While consumer engagement methods at the organizational level are diverse and include soliciting consumer feedback through surveys, advisory boards, and other evaluation strategies, the efficacy and results of this type of engagement remain unclear. As well, whereas toolkits on ‘how to engage’ can be used to inform the development of strategies within organizations, most focus on a wide range of elements that span committee composition, context and operational practice.  It is therefore not surprising that even comprehensive tools that outline engagement factors, such as the Partnership Evaluation Levels and Measures framework, lack “credible evidence” to determine if engagement strategies work.

Even less is known about consumer engagement at the systems level. In many cases, consumers are underrepresented in broader policy and systems level decision-making, and because of that, standardized engagement methods and measurement practices are nearly nonexistent within this arena. We are left mostly with case studies and promising practices to inform consumer engagement in policy and systems work.   Thus, even as measurement at the individual or direct care level is advancing, stakeholders (leaders, policy makers, researchers, etc.) need to pay heightened attention to the lack of meaningful definition and measurement of engagement at the systems level.  This is especially true if the goal is to create a culture of engagement that permeates the entire delivery system.  
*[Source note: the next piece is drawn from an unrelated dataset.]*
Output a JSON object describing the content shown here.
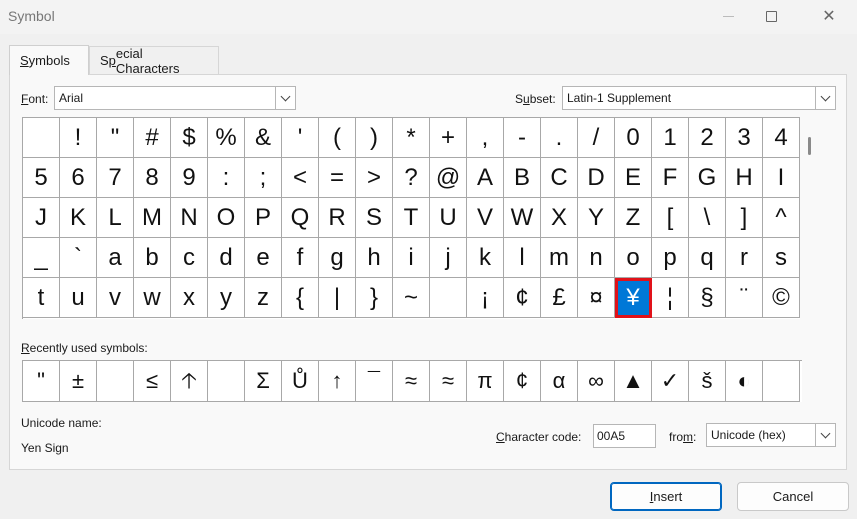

That measurement gaps continue to exist have been noted by others, such as the National Quality Forum in its report on quality and home-based community services in support of community living.  Ultimately, we need to address this void in measurement tools:  given the investment that organizations are making to improve engagement, it would certainly be helpful to know if greater engagement is leading to the cost, quality, and health outcomes that these organizations are striving to achieve. Also, as others like Jacobs have duly noted,  “…as consumer engagement continues to be an important consideration across multiple levels in our changing healthcare system, the ability to assess its impact, as well as short- and longer-term patient and system outcomes will be vital.”  

Researchers and Consumer Advocate organizations alike are working to address the gap within applied practice and the literature by inventorying existing measures, developing comprehensive measurement frameworks, and seeking new ways to test measures’ validity. Only when engagement levers are firmly in place at all levels can we be certain that the basic infrastructure is there for a culture of meaningful consumer engagement and we can measure what, if any, effect consumer engagement has on quality, cost, and health outcomes.

Danielle Skenadore and Erin McGaffigan are Research Fellows at the LeadingAge LTSS Center and focus their research on evaluation, methods and outcomes associated with consumer engagement. Marc Cohen, Research Director at the Center for Consumer Engagement in Health Innovation, co-directs the LeadingAge LTSS Center @ UMass Boston.  In this blog, they discuss progress to date and remaining gaps in defining and measuring engagement.